Content starts

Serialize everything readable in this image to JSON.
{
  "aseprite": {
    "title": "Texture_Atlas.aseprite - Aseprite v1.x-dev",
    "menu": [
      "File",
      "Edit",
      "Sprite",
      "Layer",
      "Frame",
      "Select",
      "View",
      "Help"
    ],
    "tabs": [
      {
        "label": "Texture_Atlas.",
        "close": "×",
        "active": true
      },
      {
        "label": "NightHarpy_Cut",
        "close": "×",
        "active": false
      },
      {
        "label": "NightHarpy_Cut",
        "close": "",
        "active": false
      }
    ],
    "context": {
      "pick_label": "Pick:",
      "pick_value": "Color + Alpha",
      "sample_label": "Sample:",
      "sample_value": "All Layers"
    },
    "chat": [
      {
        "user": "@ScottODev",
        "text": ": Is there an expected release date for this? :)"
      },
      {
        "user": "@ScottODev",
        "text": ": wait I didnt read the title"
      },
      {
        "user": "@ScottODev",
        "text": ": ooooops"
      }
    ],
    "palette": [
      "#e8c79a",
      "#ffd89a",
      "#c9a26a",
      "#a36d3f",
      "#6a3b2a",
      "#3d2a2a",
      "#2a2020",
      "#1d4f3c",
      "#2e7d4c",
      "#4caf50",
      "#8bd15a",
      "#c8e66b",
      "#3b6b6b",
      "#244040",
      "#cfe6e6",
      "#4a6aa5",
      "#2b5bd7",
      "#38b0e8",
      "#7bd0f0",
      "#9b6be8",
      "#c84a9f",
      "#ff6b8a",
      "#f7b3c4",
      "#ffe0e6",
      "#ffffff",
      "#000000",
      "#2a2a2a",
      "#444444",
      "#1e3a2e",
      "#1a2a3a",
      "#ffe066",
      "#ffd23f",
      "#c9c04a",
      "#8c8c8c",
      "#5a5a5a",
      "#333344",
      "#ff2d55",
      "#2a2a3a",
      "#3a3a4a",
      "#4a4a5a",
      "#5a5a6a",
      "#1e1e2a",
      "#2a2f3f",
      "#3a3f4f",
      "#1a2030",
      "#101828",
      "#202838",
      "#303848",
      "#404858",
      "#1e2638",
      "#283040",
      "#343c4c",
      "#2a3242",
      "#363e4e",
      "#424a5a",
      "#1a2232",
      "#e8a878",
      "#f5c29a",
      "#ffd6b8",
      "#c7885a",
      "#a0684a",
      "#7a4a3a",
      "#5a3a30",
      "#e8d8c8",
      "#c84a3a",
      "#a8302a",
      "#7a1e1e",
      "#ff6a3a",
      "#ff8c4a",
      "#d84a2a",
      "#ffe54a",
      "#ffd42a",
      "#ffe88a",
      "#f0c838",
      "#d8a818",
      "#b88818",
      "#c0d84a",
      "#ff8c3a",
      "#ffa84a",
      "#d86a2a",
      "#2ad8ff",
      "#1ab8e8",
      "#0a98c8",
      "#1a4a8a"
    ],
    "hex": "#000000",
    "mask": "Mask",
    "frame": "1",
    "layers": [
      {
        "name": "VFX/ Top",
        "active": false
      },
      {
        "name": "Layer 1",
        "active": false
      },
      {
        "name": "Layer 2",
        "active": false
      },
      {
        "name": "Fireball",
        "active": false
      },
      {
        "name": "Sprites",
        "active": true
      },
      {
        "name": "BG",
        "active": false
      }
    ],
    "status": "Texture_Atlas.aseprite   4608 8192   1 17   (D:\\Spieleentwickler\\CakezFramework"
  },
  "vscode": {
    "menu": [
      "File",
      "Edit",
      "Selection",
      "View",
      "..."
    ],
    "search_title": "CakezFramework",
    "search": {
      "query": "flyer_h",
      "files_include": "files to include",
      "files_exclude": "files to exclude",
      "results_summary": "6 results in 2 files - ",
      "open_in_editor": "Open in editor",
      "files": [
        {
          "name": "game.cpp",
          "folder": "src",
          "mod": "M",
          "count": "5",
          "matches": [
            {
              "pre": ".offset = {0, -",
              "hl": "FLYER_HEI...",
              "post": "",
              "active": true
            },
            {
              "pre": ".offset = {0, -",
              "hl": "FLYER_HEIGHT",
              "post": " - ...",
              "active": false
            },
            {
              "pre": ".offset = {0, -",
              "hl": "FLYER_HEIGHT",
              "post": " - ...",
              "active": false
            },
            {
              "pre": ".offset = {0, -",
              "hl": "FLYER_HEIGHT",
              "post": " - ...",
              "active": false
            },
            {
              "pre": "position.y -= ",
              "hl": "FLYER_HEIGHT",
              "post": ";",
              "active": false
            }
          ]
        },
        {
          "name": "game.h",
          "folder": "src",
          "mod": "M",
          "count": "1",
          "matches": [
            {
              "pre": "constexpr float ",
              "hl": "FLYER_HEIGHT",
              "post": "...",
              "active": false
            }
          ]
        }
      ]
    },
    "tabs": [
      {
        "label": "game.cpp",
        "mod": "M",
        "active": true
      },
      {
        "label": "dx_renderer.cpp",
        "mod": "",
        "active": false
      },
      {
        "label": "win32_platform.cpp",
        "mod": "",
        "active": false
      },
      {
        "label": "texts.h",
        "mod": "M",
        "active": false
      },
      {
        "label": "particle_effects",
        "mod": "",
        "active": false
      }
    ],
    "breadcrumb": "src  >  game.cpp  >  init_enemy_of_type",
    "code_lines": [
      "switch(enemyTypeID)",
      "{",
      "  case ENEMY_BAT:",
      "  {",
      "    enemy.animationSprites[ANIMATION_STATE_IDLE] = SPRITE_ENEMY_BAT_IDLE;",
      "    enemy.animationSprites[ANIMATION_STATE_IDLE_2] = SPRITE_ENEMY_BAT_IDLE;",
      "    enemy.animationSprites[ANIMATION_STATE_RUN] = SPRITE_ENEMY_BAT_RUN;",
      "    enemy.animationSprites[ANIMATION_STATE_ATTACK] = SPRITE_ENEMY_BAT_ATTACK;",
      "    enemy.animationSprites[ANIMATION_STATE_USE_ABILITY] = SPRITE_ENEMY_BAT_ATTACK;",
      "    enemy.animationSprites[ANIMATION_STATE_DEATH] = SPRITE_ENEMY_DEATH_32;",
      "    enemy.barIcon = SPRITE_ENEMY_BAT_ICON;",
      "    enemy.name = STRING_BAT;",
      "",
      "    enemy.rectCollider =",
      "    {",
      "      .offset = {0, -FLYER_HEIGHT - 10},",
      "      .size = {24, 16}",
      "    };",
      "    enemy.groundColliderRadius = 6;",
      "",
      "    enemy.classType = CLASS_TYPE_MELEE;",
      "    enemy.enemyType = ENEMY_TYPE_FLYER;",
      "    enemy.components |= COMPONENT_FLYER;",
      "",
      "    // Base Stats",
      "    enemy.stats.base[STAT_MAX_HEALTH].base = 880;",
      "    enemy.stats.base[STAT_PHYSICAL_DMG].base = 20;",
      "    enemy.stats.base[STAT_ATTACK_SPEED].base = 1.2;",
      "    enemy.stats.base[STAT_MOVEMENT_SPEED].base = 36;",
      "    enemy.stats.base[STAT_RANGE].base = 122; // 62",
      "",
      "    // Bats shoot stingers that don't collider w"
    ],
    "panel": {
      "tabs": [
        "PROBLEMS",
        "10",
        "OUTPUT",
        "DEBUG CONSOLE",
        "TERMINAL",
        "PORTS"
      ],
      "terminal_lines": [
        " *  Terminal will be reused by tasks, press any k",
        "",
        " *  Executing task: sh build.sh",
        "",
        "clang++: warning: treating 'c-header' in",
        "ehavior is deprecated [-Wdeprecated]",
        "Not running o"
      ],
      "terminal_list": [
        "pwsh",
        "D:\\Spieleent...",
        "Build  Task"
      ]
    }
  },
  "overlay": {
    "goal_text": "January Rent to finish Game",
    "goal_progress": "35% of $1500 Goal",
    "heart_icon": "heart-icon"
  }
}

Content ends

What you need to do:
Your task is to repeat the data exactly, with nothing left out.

Solution to this exercise:
Serialize everything readable in this image to JSON.
{
  "aseprite": {
    "title": "Texture_Atlas.aseprite - Aseprite v1.x-dev",
    "menu": [
      "File",
      "Edit",
      "Sprite",
      "Layer",
      "Frame",
      "Select",
      "View",
      "Help"
    ],
    "tabs": [
      {
        "label": "Texture_Atlas.",
        "close": "×",
        "active": true
      },
      {
        "label": "NightHarpy_Cut",
        "close": "×",
        "active": false
      },
      {
        "label": "NightHarpy_Cut",
        "close": "",
        "active": false
      }
    ],
    "context": {
      "pick_label": "Pick:",
      "pick_value": "Color + Alpha",
      "sample_label": "Sample:",
      "sample_value": "All Layers"
    },
    "chat": [
      {
        "user": "@ScottODev",
        "text": ": Is there an expected release date for this? :)"
      },
      {
        "user": "@ScottODev",
        "text": ": wait I didnt read the title"
      },
      {
        "user": "@ScottODev",
        "text": ": ooooops"
      }
    ],
    "palette": [
      "#e8c79a",
      "#ffd89a",
      "#c9a26a",
      "#a36d3f",
      "#6a3b2a",
      "#3d2a2a",
      "#2a2020",
      "#1d4f3c",
      "#2e7d4c",
      "#4caf50",
      "#8bd15a",
      "#c8e66b",
      "#3b6b6b",
      "#244040",
      "#cfe6e6",
      "#4a6aa5",
      "#2b5bd7",
      "#38b0e8",
      "#7bd0f0",
      "#9b6be8",
      "#c84a9f",
      "#ff6b8a",
      "#f7b3c4",
      "#ffe0e6",
      "#ffffff",
      "#000000",
      "#2a2a2a",
      "#444444",
      "#1e3a2e",
      "#1a2a3a",
      "#ffe066",
      "#ffd23f",
      "#c9c04a",
      "#8c8c8c",
      "#5a5a5a",
      "#333344",
      "#ff2d55",
      "#2a2a3a",
      "#3a3a4a",
      "#4a4a5a",
      "#5a5a6a",
      "#1e1e2a",
      "#2a2f3f",
      "#3a3f4f",
      "#1a2030",
      "#101828",
      "#202838",
      "#303848",
      "#404858",
      "#1e2638",
      "#283040",
      "#343c4c",
      "#2a3242",
      "#363e4e",
      "#424a5a",
      "#1a2232",
      "#e8a878",
      "#f5c29a",
      "#ffd6b8",
      "#c7885a",
      "#a0684a",
      "#7a4a3a",
      "#5a3a30",
      "#e8d8c8",
      "#c84a3a",
      "#a8302a",
      "#7a1e1e",
      "#ff6a3a",
      "#ff8c4a",
      "#d84a2a",
      "#ffe54a",
      "#ffd42a",
      "#ffe88a",
      "#f0c838",
      "#d8a818",
      "#b88818",
      "#c0d84a",
      "#ff8c3a",
      "#ffa84a",
      "#d86a2a",
      "#2ad8ff",
      "#1ab8e8",
      "#0a98c8",
      "#1a4a8a"
    ],
    "hex": "#000000",
    "mask": "Mask",
    "frame": "1",
    "layers": [
      {
        "name": "VFX/ Top",
        "active": false
      },
      {
        "name": "Layer 1",
        "active": false
      },
      {
        "name": "Layer 2",
        "active": false
      },
      {
        "name": "Fireball",
        "active": false
      },
      {
        "name": "Sprites",
        "active": true
      },
      {
        "name": "BG",
        "active": false
      }
    ],
    "status": "Texture_Atlas.aseprite   4608 8192   1 17   (D:\\Spieleentwickler\\CakezFramework"
  },
  "vscode": {
    "menu": [
      "File",
      "Edit",
      "Selection",
      "View",
      "..."
    ],
    "search_title": "CakezFramework",
    "search": {
      "query": "flyer_h",
      "files_include": "files to include",
      "files_exclude": "files to exclude",
      "results_summary": "6 results in 2 files - ",
      "open_in_editor": "Open in editor",
      "files": [
        {
          "name": "game.cpp",
          "folder": "src",
          "mod": "M",
          "count": "5",
          "matches": [
            {
              "pre": ".offset = {0, -",
              "hl": "FLYER_HEI...",
              "post": "",
              "active": true
            },
            {
              "pre": ".offset = {0, -",
              "hl": "FLYER_HEIGHT",
              "post": " - ...",
              "active": false
            },
            {
              "pre": ".offset = {0, -",
              "hl": "FLYER_HEIGHT",
              "post": " - ...",
              "active": false
            },
            {
              "pre": ".offset = {0, -",
              "hl": "FLYER_HEIGHT",
              "post": " - ...",
              "active": false
            },
            {
              "pre": "position.y -= ",
              "hl": "FLYER_HEIGHT",
              "post": ";",
              "active": false
            }
          ]
        },
        {
          "name": "game.h",
          "folder": "src",
          "mod": "M",
          "count": "1",
          "matches": [
            {
              "pre": "constexpr float ",
              "hl": "FLYER_HEIGHT",
              "post": "...",
              "active": false
            }
          ]
        }
      ]
    },
    "tabs": [
      {
        "label": "game.cpp",
        "mod": "M",
        "active": true
      },
      {
        "label": "dx_renderer.cpp",
        "mod": "",
        "active": false
      },
      {
        "label": "win32_platform.cpp",
        "mod": "",
        "active": false
      },
      {
        "label": "texts.h",
        "mod": "M",
        "active": false
      },
      {
        "label": "particle_effects",
        "mod": "",
        "active": false
      }
    ],
    "breadcrumb": "src  >  game.cpp  >  init_enemy_of_type",
    "code_lines": [
      "switch(enemyTypeID)",
      "{",
      "  case ENEMY_BAT:",
      "  {",
      "    enemy.animationSprites[ANIMATION_STATE_IDLE] = SPRITE_ENEMY_BAT_IDLE;",
      "    enemy.animationSprites[ANIMATION_STATE_IDLE_2] = SPRITE_ENEMY_BAT_IDLE;",
      "    enemy.animationSprites[ANIMATION_STATE_RUN] = SPRITE_ENEMY_BAT_RUN;",
      "    enemy.animationSprites[ANIMATION_STATE_ATTACK] = SPRITE_ENEMY_BAT_ATTACK;",
      "    enemy.animationSprites[ANIMATION_STATE_USE_ABILITY] = SPRITE_ENEMY_BAT_ATTACK;",
      "    enemy.animationSprites[ANIMATION_STATE_DEATH] = SPRITE_ENEMY_DEATH_32;",
      "    enemy.barIcon = SPRITE_ENEMY_BAT_ICON;",
      "    enemy.name = STRING_BAT;",
      "",
      "    enemy.rectCollider =",
      "    {",
      "      .offset = {0, -FLYER_HEIGHT - 10},",
      "      .size = {24, 16}",
      "    };",
      "    enemy.groundColliderRadius = 6;",
      "",
      "    enemy.classType = CLASS_TYPE_MELEE;",
      "    enemy.enemyType = ENEMY_TYPE_FLYER;",
      "    enemy.components |= COMPONENT_FLYER;",
      "",
      "    // Base Stats",
      "    enemy.stats.base[STAT_MAX_HEALTH].base = 880;",
      "    enemy.stats.base[STAT_PHYSICAL_DMG].base = 20;",
      "    enemy.stats.base[STAT_ATTACK_SPEED].base = 1.2;",
      "    enemy.stats.base[STAT_MOVEMENT_SPEED].base = 36;",
      "    enemy.stats.base[STAT_RANGE].base = 122; // 62",
      "",
      "    // Bats shoot stingers that don't collider w"
    ],
    "panel": {
      "tabs": [
        "PROBLEMS",
        "10",
        "OUTPUT",
        "DEBUG CONSOLE",
        "TERMINAL",
        "PORTS"
      ],
      "terminal_lines": [
        " *  Terminal will be reused by tasks, press any k",
        "",
        " *  Executing task: sh build.sh",
        "",
        "clang++: warning: treating 'c-header' in",
        "ehavior is deprecated [-Wdeprecated]",
        "Not running o"
      ],
      "terminal_list": [
        "pwsh",
        "D:\\Spieleent...",
        "Build  Task"
      ]
    }
  },
  "overlay": {
    "goal_text": "January Rent to finish Game",
    "goal_progress": "35% of $1500 Goal",
    "heart_icon": "heart-icon"
  }
}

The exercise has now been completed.